(Stored records)
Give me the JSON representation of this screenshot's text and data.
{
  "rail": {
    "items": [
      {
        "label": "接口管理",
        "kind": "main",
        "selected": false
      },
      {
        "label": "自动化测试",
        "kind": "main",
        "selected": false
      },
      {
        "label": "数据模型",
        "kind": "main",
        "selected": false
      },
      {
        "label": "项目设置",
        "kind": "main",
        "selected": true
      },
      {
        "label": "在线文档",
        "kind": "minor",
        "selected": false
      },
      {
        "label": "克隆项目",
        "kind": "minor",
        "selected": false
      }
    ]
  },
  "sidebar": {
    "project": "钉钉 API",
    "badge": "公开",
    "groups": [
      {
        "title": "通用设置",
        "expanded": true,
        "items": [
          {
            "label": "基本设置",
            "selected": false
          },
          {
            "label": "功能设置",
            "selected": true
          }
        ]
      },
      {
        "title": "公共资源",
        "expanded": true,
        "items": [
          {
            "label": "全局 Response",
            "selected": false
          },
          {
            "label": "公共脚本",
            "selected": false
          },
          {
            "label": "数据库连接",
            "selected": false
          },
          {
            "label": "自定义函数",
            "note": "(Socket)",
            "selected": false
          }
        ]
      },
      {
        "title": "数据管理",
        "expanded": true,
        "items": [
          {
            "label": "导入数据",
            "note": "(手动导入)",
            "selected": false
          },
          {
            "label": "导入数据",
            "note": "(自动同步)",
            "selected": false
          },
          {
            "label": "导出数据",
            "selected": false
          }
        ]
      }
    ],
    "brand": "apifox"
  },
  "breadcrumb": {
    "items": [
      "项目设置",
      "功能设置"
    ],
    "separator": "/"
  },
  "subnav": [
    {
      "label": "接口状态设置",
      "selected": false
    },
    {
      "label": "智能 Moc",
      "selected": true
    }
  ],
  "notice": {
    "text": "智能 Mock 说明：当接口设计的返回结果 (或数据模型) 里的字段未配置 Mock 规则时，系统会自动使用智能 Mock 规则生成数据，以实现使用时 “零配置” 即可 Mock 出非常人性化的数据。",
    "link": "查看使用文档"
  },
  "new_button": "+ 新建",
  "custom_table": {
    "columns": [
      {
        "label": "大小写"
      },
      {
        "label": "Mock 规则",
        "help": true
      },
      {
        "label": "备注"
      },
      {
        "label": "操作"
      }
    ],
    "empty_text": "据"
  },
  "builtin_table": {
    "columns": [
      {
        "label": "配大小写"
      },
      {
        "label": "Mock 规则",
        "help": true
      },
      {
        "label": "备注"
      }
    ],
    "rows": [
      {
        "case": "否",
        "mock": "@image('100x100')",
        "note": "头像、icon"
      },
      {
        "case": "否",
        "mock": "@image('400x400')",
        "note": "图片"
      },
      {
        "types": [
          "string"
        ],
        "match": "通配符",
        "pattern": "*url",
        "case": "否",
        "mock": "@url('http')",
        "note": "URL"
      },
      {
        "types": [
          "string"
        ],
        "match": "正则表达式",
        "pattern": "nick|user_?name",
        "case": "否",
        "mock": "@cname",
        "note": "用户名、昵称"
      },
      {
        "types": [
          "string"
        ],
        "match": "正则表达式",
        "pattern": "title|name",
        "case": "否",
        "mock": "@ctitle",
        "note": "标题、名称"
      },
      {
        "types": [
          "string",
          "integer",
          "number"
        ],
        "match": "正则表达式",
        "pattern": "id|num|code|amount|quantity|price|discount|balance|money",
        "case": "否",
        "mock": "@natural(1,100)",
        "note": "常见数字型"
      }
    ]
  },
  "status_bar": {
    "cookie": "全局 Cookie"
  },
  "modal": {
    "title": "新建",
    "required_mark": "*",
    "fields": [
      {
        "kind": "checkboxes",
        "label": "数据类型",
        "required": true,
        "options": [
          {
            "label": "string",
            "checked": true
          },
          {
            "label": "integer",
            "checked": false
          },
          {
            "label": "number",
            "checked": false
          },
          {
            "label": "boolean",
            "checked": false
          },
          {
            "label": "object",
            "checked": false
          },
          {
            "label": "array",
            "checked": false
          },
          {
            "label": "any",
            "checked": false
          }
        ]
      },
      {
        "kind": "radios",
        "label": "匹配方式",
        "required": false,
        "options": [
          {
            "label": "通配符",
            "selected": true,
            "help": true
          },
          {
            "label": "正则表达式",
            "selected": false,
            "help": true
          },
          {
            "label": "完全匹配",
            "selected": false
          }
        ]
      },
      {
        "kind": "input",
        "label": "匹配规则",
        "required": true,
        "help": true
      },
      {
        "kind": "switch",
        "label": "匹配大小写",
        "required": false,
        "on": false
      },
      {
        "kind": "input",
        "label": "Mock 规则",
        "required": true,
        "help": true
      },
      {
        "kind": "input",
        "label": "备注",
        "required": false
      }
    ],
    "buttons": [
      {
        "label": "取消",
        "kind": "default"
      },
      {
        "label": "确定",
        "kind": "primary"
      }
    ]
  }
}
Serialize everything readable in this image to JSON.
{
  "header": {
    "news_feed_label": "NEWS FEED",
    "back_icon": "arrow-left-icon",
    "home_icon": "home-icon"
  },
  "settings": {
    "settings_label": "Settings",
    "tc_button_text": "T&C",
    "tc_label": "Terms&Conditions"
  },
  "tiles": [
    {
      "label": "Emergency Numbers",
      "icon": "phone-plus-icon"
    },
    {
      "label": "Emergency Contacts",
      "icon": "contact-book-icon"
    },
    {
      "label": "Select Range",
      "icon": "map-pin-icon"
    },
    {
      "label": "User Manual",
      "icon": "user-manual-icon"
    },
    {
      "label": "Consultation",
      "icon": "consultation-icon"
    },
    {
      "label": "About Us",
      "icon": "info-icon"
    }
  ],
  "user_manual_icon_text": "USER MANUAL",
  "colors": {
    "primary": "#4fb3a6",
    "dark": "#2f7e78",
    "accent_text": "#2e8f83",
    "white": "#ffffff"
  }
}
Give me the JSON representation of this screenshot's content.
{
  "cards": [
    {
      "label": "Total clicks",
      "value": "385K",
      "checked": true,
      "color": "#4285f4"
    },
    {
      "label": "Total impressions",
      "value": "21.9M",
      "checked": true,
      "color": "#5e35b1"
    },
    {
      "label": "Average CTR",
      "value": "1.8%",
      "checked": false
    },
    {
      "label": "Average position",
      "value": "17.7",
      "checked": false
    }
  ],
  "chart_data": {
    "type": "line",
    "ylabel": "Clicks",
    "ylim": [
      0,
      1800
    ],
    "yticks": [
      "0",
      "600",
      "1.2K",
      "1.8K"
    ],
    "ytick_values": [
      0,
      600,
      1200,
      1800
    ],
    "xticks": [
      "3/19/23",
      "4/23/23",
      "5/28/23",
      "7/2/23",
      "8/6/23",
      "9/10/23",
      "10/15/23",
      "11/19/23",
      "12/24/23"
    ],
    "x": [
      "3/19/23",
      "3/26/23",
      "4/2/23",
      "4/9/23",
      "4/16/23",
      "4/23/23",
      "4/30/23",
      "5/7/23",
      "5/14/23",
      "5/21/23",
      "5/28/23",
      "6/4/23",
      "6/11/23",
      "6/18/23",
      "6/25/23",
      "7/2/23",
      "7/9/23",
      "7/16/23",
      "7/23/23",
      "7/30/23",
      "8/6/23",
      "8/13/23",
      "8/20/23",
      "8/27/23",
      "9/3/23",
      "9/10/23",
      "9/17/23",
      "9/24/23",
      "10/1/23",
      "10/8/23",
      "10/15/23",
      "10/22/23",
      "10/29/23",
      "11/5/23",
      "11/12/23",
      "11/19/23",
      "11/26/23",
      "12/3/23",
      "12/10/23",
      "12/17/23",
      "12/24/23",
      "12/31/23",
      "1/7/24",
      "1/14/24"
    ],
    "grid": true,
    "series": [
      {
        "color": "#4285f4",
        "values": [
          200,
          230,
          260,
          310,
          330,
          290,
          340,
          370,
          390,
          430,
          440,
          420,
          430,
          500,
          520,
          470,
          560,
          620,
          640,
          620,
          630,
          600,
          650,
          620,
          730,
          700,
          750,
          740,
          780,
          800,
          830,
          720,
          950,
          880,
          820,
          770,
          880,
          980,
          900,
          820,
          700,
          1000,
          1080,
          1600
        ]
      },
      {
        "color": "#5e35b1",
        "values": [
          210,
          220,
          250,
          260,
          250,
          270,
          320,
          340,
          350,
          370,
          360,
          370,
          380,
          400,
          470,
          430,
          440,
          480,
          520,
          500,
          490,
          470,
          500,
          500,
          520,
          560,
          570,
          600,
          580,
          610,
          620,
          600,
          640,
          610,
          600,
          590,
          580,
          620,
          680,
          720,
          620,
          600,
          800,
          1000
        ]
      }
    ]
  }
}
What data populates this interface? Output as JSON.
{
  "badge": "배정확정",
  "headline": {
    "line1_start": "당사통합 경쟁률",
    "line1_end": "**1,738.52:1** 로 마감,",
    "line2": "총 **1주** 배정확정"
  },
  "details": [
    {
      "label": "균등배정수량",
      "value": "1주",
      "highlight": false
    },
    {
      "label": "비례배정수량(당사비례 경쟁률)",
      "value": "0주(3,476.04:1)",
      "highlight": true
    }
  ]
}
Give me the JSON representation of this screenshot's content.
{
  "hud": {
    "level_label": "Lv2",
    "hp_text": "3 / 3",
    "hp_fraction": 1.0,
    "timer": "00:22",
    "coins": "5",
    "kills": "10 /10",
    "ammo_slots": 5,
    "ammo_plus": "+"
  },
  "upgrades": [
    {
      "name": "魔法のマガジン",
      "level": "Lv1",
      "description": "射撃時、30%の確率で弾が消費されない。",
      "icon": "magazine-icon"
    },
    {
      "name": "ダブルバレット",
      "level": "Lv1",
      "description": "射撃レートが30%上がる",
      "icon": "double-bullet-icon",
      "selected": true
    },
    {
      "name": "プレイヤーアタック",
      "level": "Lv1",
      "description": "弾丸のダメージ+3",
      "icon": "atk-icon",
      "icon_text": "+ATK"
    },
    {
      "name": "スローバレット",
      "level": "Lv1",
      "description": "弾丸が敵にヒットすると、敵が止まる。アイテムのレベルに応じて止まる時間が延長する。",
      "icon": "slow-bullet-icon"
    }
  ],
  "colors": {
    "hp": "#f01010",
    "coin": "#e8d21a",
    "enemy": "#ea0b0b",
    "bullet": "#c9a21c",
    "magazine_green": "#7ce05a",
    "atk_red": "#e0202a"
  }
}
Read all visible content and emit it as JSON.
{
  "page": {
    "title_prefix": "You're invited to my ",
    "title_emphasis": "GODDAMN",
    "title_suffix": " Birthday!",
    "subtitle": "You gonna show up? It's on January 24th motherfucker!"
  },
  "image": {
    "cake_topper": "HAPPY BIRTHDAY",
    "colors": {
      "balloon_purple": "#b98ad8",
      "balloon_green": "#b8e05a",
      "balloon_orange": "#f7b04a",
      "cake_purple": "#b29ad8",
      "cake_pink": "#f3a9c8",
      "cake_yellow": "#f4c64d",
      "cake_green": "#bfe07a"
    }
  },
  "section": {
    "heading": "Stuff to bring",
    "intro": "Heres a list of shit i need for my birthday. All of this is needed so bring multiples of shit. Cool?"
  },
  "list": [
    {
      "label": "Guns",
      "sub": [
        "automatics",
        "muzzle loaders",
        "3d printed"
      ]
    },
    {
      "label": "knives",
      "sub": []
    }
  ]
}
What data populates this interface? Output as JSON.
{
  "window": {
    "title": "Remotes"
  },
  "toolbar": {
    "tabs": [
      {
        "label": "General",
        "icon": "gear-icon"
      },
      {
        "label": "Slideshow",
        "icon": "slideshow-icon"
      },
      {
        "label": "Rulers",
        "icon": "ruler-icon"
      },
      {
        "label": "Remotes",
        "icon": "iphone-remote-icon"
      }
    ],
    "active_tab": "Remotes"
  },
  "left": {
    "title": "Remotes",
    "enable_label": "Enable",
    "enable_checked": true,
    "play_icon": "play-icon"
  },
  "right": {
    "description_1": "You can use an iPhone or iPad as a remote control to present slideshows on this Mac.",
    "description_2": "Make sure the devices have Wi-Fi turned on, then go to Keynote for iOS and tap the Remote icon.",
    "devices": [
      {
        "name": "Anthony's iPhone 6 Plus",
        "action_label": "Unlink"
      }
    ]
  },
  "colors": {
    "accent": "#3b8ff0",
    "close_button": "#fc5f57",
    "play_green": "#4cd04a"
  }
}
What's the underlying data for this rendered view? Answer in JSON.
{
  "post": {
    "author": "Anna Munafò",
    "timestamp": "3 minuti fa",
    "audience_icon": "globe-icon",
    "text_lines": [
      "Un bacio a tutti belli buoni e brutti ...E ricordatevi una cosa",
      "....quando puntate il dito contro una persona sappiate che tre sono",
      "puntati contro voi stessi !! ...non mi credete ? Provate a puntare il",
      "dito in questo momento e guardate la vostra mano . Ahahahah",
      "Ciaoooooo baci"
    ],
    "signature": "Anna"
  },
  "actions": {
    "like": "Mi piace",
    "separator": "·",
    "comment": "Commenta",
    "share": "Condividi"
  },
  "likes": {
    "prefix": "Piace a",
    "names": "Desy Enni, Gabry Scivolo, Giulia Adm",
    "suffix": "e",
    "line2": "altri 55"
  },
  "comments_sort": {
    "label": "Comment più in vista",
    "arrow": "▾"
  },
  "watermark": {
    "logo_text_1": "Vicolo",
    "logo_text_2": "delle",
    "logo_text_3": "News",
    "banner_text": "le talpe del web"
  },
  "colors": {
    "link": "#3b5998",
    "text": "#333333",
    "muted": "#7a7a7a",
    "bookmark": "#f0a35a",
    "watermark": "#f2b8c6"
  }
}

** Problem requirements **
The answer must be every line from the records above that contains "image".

** Output of the task **
        "mock": "@image('100x100')",
        "mock": "@image('400x400')",
Serialize everything readable in this image to JSON.
  "image": {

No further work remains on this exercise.